Which lines of the material hold the word "JSON"? Copy each one.

+++

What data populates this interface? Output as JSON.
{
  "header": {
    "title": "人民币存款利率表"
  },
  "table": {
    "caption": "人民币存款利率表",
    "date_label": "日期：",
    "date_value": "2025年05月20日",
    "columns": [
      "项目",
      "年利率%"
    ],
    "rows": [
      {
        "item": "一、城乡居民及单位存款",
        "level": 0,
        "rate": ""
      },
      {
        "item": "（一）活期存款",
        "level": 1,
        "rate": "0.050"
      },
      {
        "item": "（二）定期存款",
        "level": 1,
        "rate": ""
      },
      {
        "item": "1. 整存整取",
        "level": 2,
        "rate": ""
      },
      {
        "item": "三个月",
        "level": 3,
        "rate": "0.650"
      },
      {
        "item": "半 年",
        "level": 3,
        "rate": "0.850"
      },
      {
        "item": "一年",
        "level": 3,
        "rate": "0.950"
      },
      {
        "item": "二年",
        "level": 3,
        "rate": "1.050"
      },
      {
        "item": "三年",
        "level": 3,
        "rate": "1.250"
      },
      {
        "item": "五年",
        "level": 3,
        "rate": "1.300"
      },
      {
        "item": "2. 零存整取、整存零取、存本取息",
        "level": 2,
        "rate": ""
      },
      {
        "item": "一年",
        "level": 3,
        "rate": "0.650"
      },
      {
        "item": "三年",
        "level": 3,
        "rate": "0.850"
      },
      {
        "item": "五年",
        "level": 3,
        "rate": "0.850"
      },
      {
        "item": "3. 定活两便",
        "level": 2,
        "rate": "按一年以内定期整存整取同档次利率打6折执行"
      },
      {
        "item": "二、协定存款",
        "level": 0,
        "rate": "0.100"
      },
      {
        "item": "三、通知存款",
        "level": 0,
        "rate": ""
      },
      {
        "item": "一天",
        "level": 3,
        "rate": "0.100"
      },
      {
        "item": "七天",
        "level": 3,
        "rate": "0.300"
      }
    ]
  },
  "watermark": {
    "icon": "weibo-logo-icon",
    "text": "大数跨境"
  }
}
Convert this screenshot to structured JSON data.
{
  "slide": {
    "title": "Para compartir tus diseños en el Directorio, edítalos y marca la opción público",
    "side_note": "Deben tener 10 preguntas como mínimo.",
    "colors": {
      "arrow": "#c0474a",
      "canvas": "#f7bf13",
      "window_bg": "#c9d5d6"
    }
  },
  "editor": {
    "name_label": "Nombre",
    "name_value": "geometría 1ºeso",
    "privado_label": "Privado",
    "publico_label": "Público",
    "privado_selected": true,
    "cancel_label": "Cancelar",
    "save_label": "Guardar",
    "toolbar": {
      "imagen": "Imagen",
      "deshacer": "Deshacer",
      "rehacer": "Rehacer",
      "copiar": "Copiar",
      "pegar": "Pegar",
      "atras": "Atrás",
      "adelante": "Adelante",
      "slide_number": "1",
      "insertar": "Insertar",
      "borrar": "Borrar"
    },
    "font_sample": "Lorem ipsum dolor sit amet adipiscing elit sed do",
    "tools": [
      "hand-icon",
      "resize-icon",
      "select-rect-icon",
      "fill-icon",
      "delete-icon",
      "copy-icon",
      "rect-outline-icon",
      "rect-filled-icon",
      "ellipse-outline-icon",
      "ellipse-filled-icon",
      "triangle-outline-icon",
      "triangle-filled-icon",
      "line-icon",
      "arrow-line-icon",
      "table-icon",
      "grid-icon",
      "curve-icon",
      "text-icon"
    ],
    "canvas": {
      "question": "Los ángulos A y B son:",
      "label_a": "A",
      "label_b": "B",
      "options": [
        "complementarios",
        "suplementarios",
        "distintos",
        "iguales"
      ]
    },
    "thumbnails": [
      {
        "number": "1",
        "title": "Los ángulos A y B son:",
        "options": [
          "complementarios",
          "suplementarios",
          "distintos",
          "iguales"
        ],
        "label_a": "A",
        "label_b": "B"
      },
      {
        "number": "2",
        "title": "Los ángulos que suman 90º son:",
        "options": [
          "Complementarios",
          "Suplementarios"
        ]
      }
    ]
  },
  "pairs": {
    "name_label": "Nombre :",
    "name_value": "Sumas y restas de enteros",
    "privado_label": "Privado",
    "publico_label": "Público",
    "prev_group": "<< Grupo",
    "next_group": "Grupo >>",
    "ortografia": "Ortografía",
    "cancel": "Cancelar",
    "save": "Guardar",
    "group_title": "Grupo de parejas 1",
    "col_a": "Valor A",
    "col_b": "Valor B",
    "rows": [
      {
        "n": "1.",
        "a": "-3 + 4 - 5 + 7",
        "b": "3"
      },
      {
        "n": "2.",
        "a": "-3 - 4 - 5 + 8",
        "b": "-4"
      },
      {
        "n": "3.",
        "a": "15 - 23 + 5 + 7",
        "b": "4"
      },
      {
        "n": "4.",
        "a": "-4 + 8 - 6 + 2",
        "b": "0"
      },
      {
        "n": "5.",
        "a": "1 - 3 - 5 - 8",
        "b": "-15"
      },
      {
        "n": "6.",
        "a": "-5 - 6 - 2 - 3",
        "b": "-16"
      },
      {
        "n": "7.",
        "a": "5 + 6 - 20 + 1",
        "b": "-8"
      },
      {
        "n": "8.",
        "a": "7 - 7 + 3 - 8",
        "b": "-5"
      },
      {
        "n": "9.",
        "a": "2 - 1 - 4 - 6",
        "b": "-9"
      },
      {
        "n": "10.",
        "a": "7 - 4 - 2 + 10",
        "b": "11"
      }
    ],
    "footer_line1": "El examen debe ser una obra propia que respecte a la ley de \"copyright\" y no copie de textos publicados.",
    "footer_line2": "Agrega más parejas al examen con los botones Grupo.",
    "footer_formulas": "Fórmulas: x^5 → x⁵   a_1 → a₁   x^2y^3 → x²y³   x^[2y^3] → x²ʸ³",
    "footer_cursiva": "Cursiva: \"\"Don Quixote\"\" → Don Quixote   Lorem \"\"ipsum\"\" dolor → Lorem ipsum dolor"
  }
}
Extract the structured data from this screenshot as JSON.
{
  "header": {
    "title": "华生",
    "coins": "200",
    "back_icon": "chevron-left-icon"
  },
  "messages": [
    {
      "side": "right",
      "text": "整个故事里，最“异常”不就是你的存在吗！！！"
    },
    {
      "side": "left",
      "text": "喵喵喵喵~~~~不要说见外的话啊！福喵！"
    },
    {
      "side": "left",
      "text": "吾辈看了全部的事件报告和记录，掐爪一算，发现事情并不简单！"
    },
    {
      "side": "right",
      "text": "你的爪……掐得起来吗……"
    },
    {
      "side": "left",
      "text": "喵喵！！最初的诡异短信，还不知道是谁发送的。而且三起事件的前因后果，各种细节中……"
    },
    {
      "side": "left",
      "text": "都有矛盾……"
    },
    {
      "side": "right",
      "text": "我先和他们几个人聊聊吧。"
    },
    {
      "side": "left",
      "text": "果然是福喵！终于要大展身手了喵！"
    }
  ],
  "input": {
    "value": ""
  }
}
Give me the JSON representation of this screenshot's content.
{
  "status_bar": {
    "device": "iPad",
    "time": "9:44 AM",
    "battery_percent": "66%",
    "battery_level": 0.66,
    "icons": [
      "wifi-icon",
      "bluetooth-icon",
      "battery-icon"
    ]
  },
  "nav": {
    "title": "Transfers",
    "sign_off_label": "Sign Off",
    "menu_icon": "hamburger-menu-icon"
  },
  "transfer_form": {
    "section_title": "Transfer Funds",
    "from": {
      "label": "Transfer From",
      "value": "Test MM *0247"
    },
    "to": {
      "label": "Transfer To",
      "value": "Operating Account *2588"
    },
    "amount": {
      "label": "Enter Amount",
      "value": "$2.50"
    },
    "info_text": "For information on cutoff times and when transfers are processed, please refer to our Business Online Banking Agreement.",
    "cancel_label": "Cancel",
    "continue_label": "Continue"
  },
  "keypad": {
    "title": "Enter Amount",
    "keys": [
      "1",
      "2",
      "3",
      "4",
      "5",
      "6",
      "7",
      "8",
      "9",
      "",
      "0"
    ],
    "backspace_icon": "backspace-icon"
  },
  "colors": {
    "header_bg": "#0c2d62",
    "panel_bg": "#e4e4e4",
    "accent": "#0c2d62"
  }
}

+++

== Task result ==
What data populates this interface? Output as JSON.
Convert this screenshot to structured JSON data.
Extract the structured data from this screenshot as JSON.
Give me the JSON representation of this screenshot's content.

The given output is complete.